Describing a cognitive behavioural treatment, this first edition offers a common sense approach to the emotional problems faced by people with cancer. It helps people to adjust to the threat to their life and their view of themselves. It is aimed at mental health professionals working in oncology, and health care professionals.

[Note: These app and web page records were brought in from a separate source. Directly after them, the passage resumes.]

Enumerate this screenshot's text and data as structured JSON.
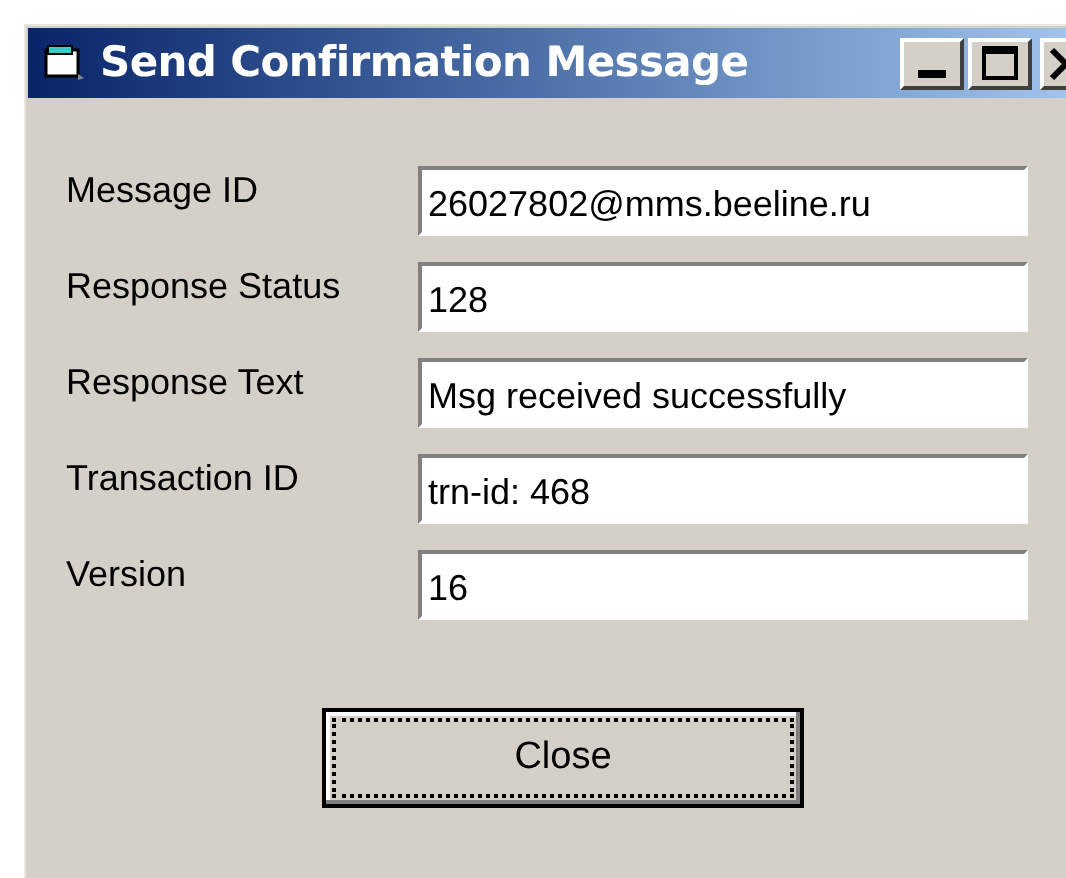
{
  "window": {
    "title": "Send Confirmation Message"
  },
  "fields": [
    {
      "label": "Message ID",
      "value": "26027802@mms.beeline.ru"
    },
    {
      "label": "Response Status",
      "value": "128"
    },
    {
      "label": "Response Text",
      "value": "Msg received successfully"
    },
    {
      "label": "Transaction ID",
      "value": "trn-id: 468"
    },
    {
      "label": "Version",
      "value": "16"
    }
  ],
  "buttons": [
    {
      "label": "Close",
      "focused": true
    }
  ]
}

Cognitive Behaviour Therapy (CBT) has established itself as the psychological treatment of choice for many conditions. It offers a brief, convincing, common sense approach to the emotional problems faced by people with cancer, and there is considerable evidence for its effectiveness. Since the first edition of this book in 1989 (published as Psychological Therapy for Patients with Cancer) there have been many developments in cognitive therapy and psycho-oncology which have been incorporated in the new edition. The current evidence for the effect of psychological state on survival and the efficacy of CBT in cancer is reviewed. Using a cognitive behavioural model to understand reactions to cancer, the authors present cognitive, behavioural, emotional and interpersonal interventions to help people adjust to the threat to their life and their view of themselves. Case examples illustrate how these techniques are used to reduce anxiety and depression, induce a fighting spirit, teach effective coping skills and develop open communication between patients and their partners. Mental health professionals working in oncology and health care professionals interested in psychological management will find this a useful source for psychological techniques that can be applied in a busy clinical setting. ALSO PUBLISHED BY OXFORD UNIVERSITY PRESS Science and Practice of Cognitive Behaviour Therapy Edited by David Clark & Christopher Fairburn Cognitive Behaviour Therapy for Psychiatric Problems Edited by Keith Hawton, Paul Salkovskis, Joan Kirk & David Clark